If not, let’s start with the definition and types of write-offs:
Write-Off: The difference between the actual charge and the allowable charge that the insurance company is willing to pay for services (or non-covered amounts).
As you can see, understanding write-offs are easy to grasp. However, we still see practices get tripped up on how to apply the process to their specialty.
Therefore, here is what you can do immediately to improve the financial health of your practice, such as:
Always make sure your staff understands what a write-off is, why it’s necessary, when approval is required, and where to find a copy of the policy.
Examples of educational topics could include: how to handle small balances, timely filing, collections/bad debt rules, uncredentialed provider, and much more.
Your goal is to ensure your staff understands the policy, so money continues to flow in and not out your practice.
Every write-off is not legit. There are times staff may be writing services off because they are not aware that a payment from the insurance company should be made or that the patient is responsible (i,e., noncovered services – ABN, copays/deductibles).
The best way to handle this is to review weekly reports to catch these errors, schedule a meeting, and train employees on your policies. After the audit, use your write-off errors as an educational component within your practice.
Remember, even if your staff has been employed in the field for a while, there is nothing wrong with a refresher training since healthcare is always changing.
If you are continuously writing a charge off, pay attention to the trends and evaluate whether this is something you can discuss at the negotiation table to add to your contract. Especially if the service is non-covered and you feel it is a medical necessity for your practice to run efficiently.
Last, if you contract with a third-party billing company, use the above information to build a connection with them and ask questions about why they chose to write-off certain items.
The feedback from these sessions will help you create better documentation processes within your practice.

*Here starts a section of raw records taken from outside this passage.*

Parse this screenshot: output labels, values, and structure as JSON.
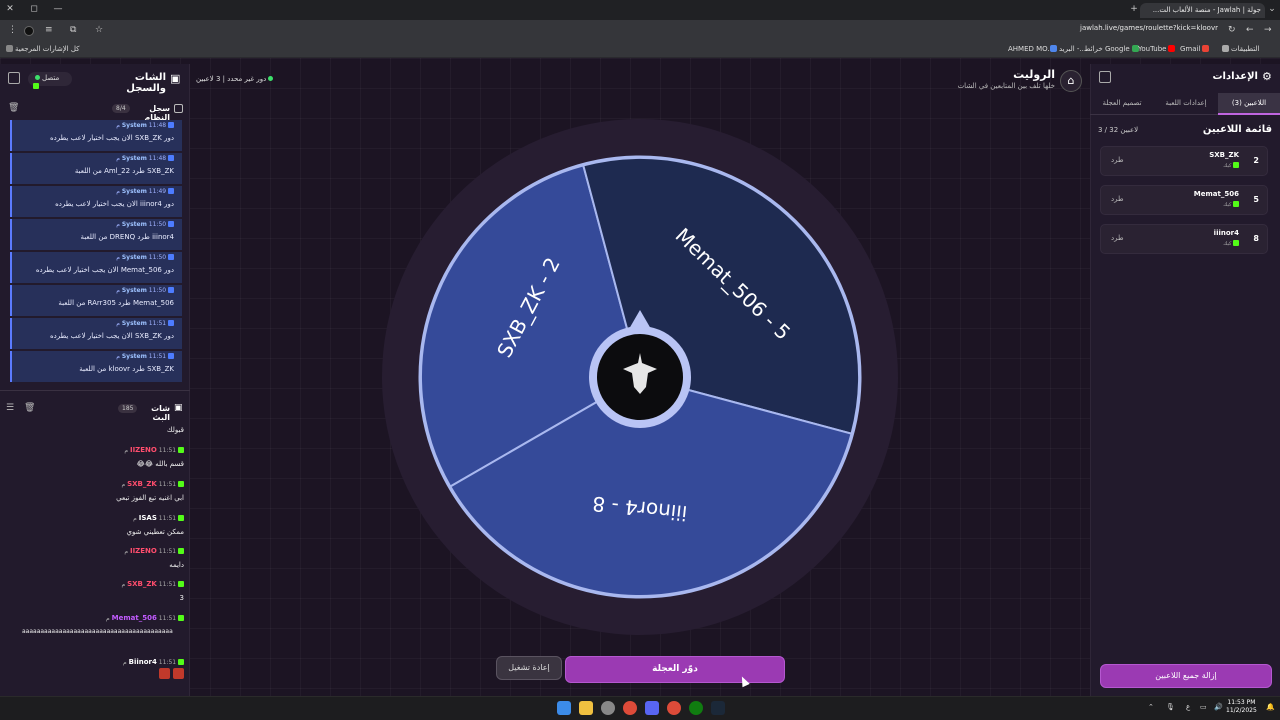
{
  "browser": {
    "tab_title": "جولة | Jawlah - منصة الألعاب الت...",
    "url": "jawlah.live/games/roulette?kick=kloovr",
    "bookmarks": [
      "كل الإشارات المرجعية",
      "AHMED MO...",
      "البريد -...",
      "خرائط Google",
      "YouTube",
      "Gmail",
      "التطبيقات"
    ]
  },
  "left_panel": {
    "title": "الشات والسجل",
    "online": "متصل",
    "system_log": {
      "title": "سجل النظام",
      "count": "8/4",
      "entries": [
        {
          "sender": "System",
          "time": "11:48 م",
          "text": "دور SXB_ZK الان يجب اختيار لاعب يطرده"
        },
        {
          "sender": "System",
          "time": "11:48 م",
          "text": "SXB_ZK طرد Aml_22 من اللعبة"
        },
        {
          "sender": "System",
          "time": "11:49 م",
          "text": "دور iiinor4 الان يجب اختيار لاعب يطرده"
        },
        {
          "sender": "System",
          "time": "11:50 م",
          "text": "iiinor4 طرد DRENQ من اللعبة"
        },
        {
          "sender": "System",
          "time": "11:50 م",
          "text": "دور Memat_506 الان يجب اختيار لاعب يطرده"
        },
        {
          "sender": "System",
          "time": "11:50 م",
          "text": "Memat_506 طرد RArr305 من اللعبة"
        },
        {
          "sender": "System",
          "time": "11:51 م",
          "text": "دور SXB_ZK الان يجب اختيار لاعب يطرده"
        },
        {
          "sender": "System",
          "time": "11:51 م",
          "text": "SXB_ZK طرد kloovr من اللعبة"
        }
      ]
    },
    "live_chat": {
      "title": "شات البث",
      "count": "185",
      "messages": [
        {
          "user": "",
          "time": "",
          "text": "قبولك",
          "color": "#ffffff"
        },
        {
          "user": "IIZENO",
          "time": "11:51 م",
          "text": "قسم بالله 😂😂",
          "color": "#ff4d6d"
        },
        {
          "user": "SXB_ZK",
          "time": "11:51 م",
          "text": "ابي اغنيه تبع الفوز تبعي",
          "color": "#ff4d6d"
        },
        {
          "user": "ISAS",
          "time": "11:51 م",
          "text": "ممكن تعطيني شوي",
          "color": "#ffffff"
        },
        {
          "user": "IIZENO",
          "time": "11:51 م",
          "text": "دايمه",
          "color": "#ff4d6d"
        },
        {
          "user": "SXB_ZK",
          "time": "11:51 م",
          "text": "3",
          "color": "#ff4d6d"
        },
        {
          "user": "Memat_506",
          "time": "11:51 م",
          "text": "aaaaaaaaaaaaaaaaaaaaaaaaaaaaaaaaaaaaaaaaa",
          "color": "#c25bff"
        },
        {
          "user": "Biinor4",
          "time": "11:51 م",
          "text": "",
          "color": "#ffffff"
        }
      ]
    }
  },
  "header": {
    "title": "الروليت",
    "subtitle": "خلها تلف بين المتابعين في الشات",
    "players_status": "3 لاعبين",
    "turn_status": "دور غير محدد"
  },
  "wheel": {
    "segments": [
      {
        "label": "SXB_ZK - 2",
        "color": "#354a99"
      },
      {
        "label": "Memat_506 - 5",
        "color": "#1e2a50"
      },
      {
        "label": "iiinor4 - 8",
        "color": "#354a99"
      }
    ]
  },
  "buttons": {
    "spin": "دوّر العجلة",
    "reset": "إعادة تشغيل",
    "clear_all": "إزالة جميع اللاعبين"
  },
  "right_panel": {
    "title": "الإعدادات",
    "tabs": [
      "اللاعبين (3)",
      "إعدادات اللعبة",
      "تصميم العجلة"
    ],
    "players_title": "قائمة اللاعبين",
    "players_count": "3 / 32 لاعبين",
    "players": [
      {
        "name": "SXB_ZK",
        "platform": "كيك",
        "number": "2",
        "kick": "طرد"
      },
      {
        "name": "Memat_506",
        "platform": "كيك",
        "number": "5",
        "kick": "طرد"
      },
      {
        "name": "iiinor4",
        "platform": "كيك",
        "number": "8",
        "kick": "طرد"
      }
    ]
  },
  "taskbar": {
    "time": "11:53 PM",
    "date": "11/2/2025",
    "lang": "ع"
  }
}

**The opinions and observations from the group/author are not a promise to exempt your practice from fines and penalties. Research, modify, and tailor the advice to fit your specialty.